KMGH reporter Ryan Tronier also notes that the recent election may have played a part in Comcast's decision to turn up the speed:

While the doubling of internet speeds is great news for Comcast customers, the move may not be as benevolent as it seems.

Comcast's announcement comes on the heels of seven Colorado cities and counties deregulating restrictive internet laws during the midterm elections. 

As many of our readers know, SB152 was passed in 2005 and prevents local governments from establishing telecommunications utilities unless voters approve an exemption. Exemptions passing in Boulder, Wray, Yuma, Cherry Hills Village, Red Cliff, Yuma County, San Miguel County, and Rio Blanco County appear to have been inspired by similar ballot measures years prior in Centennial, Montrose, and Longmont. Longmont is well into deploying its FTTH network.

With President Obama's recent support for reclassification to Title II as part of a free and open Internet plan, and Comcast's ongoing bid to merge with Time Warner Cable, a number of factors are still unsettled. Comcast is inclined to strategically present tidbits like this as a way to sweeten public perception when they want something of value.
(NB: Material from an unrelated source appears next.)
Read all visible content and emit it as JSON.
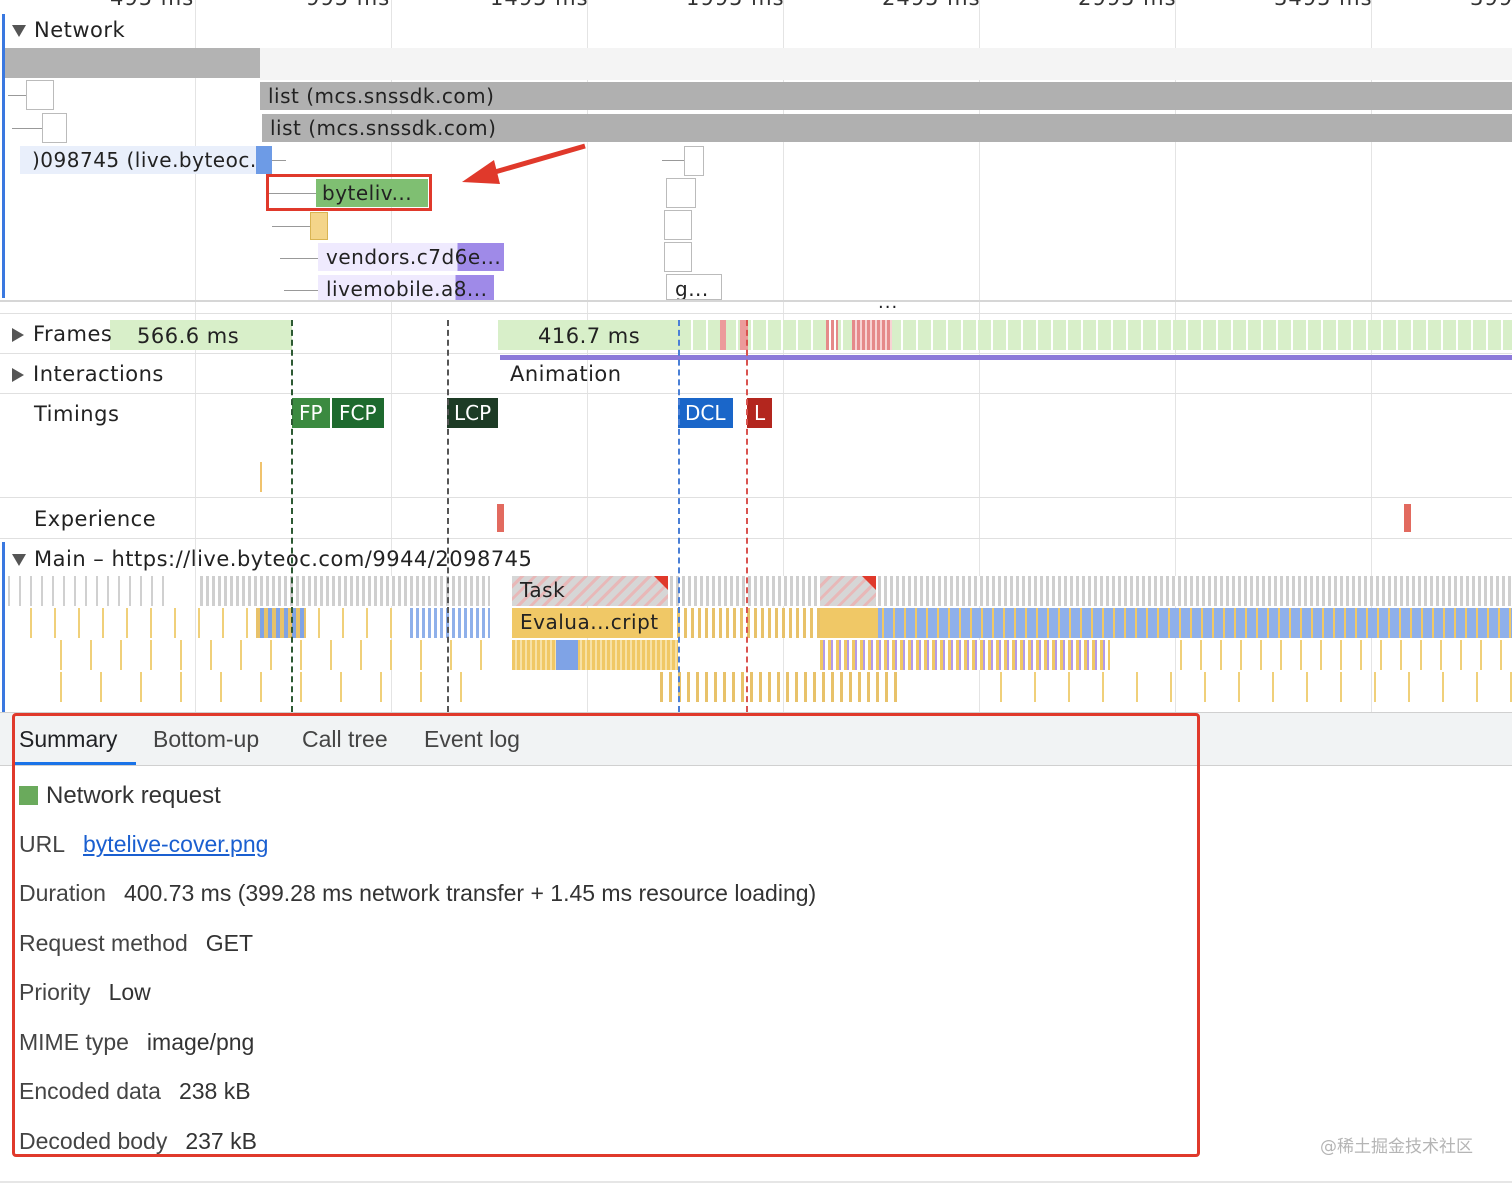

Internet Essentials, Comcast's program for low income families was unveiled at a time when the cable behemoth wanted approval for its NBC acquisition. CEO David Cohen has admitted that it was used as a bargaining chip and it has since proved itself to be as much an obstacle as a tool. Unfortunately, Internet Essentials customers will not be included in this speed increase. In a place like Colorado where local communities are asserting their independence from one of the most hated companies in America, turning up the speed for free is the least Comcast can do.

Nevertheless, this is the latest example of how municipal networks, or the possibility of them, can inspire positive behavior from incumbents. In Columbia, Missouri, the local business community could not get adequate services from CenturyLink.  After announcing its intention to explore municipal fiber resources for commercial uses, CenturyLink decided it would offer gigabit service to a limited number of properties.

Colorado Comcast customers can expect their free speed increases by the end of 2014. While the increases are great news for existing customers, they do nothing for competition or for rural folks who are not served by the cable giant. Comcast customers who live in Denver can thank voters in Boulder, Wray, Yuma, Cherry Hills Village, Red Cliff, Yuma County, San Miguel County, and Rio Blanco County for their faster Internet speeds.

LPC Residential Gig Service in Longmont Has A New Name; Available November 3rd

Big changes are happening in Longmont as the LPC builds out its network expansion. In addition to new services and new pricing, LPC for residents has a new name - NextLight. At a recent city council meeting, LPC announced that a number of residents in south central Longmont will be able to enroll for NextLight services as soon as November 3rd.

Homeowners who sign up within the first three months that service is available in their area, will get 1 Gbps symmetrical service for about $50 per month or half the regular residential price. Those customers, considered Charter Members, will keep the introductory price as long as they keep their service and will take that rate to their new home while also reserving that rate for the home they leave. The Times Call reports:

And if a homeowner does not sign up in the first three months, they could still obtain a customer loyalty price after one year, knocking the regular price down from $100 a month to $60 a month.

The city will also offer a lesser speed of 25 megabits per second for both uploading and downloading for about $40 a month and that price is not discounted for charter members or 1-year-members.

 At the meeting, LPC Director Thomas Roiniotis explained the reason for the new brand:

NextLight was named with Longmont's original municipal electricity utility that the city acquired in 1912 in mind.

"What we're saying is now, today, with the same type of community support, we're building a network that uses beams of light to transmit information," Roiniotis said Monday.